Already a member? Please login below for an enhanced experience. Not a member? Join today

Perfect day, perfect AOPA Fly-InPerfect day, perfect AOPA Fly-In

Perfect day, perfect AOPA Fly-In

The Mid-Atlantic's famously fickle weather cooperated once again, providing CAVU (ceiling and visibility unlimited) and temperatures in the 70s for the tenth annual Fly-In to AOPA headquarters.

Some 760 aircraft flew in from as far away as Quebec, Georgia, Arizona, and even Temecula, California, and an estimated 6,500 people turned out for what has become the biggest one-day aviation event of its type on the East Coast.

Once again, many of the attendees came for the more than 25 hours of free aviation safety seminars. All seminars were standing room only. An extra session of the Air Safety Foundation's "GPS for VFR Operations" had to be added.

"General aviation pilots are dedicated to improving their skills and knowledge," said AOPA President Phil Boyer. "It was a beautiful day for flying and to be outside. That so many pilots chose to spend part of the day inside a classroom really speaks to that dedication."

Seminars ranged from "Operations at Towered Airports" to "Protecting Your Medical Certification."

A special FAA medical certification seminar included a presentation by Federal Air Surgeon Jon Jordan, M.D., the first time the FAA's top medical officer has addressed an AOPA Fly-In crowd.

AOPA's annual event was also the first public display of the Extra 400. Among the 47 other aircraft on static display were two Cirrus SR20s, a Micco SP20, the new Commander 115, and new models from Cessna, Mooney, Raytheon, and Piper.

Classic aircraft were well represented as well, including a brilliant yellow Beech Staggerwing.

The center of attraction, however, was the 2000 AOPA sweepstakes plane—the Millennium Mooney. Fresh out of the paint shop, the refurbished 201's striking metallic paint drew admiration from hundreds of pilots. (New or renewing AOPA members this year are eligible to win the Millennium Mooney.)

For this one day, Frederick was the busiest airport in the region, surpassing nearby Baltimore-Washington International, Reagan National, and Dulles International airports.
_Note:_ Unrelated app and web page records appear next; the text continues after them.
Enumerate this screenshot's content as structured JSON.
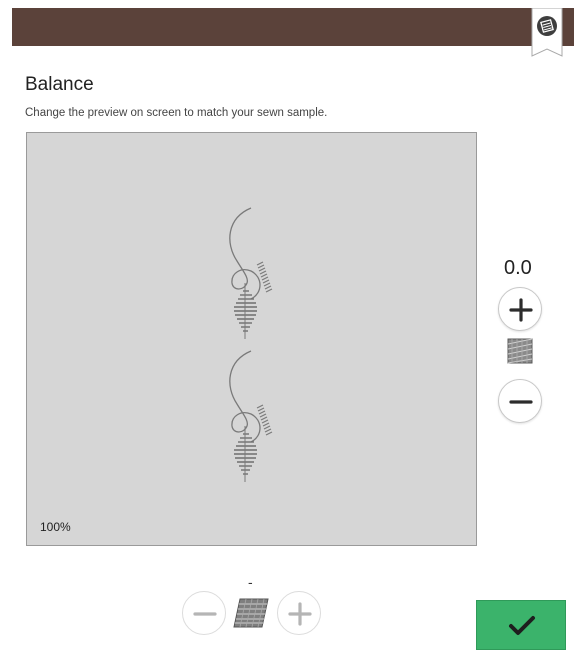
{
  "header": {
    "bookmark_icon": "stitch-info-icon"
  },
  "page": {
    "title": "Balance",
    "subtitle": "Change the preview on screen to match your sewn sample."
  },
  "preview": {
    "zoom_label": "100%"
  },
  "vertical_balance": {
    "value": "0.0",
    "increase_icon": "plus-icon",
    "decrease_icon": "minus-icon",
    "indicator_icon": "vertical-balance-icon"
  },
  "horizontal_balance": {
    "value": "-",
    "increase_icon": "plus-icon",
    "decrease_icon": "minus-icon",
    "indicator_icon": "horizontal-balance-icon"
  },
  "confirm": {
    "icon": "checkmark-icon",
    "color": "#3bb36b"
  }
}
The FAA set up a temporary tower to handle the traffic.

The FAA's Leesburg Automated Flight Service Station provided on-site departure briefings, utilizing the AOPA Online Weather service available free to members.

The next opportunity to share in an AOPA gathering comes this October 20-22 at AOPA Expo 2000 in Long Beach, California.


June 3, 2000

Related Articles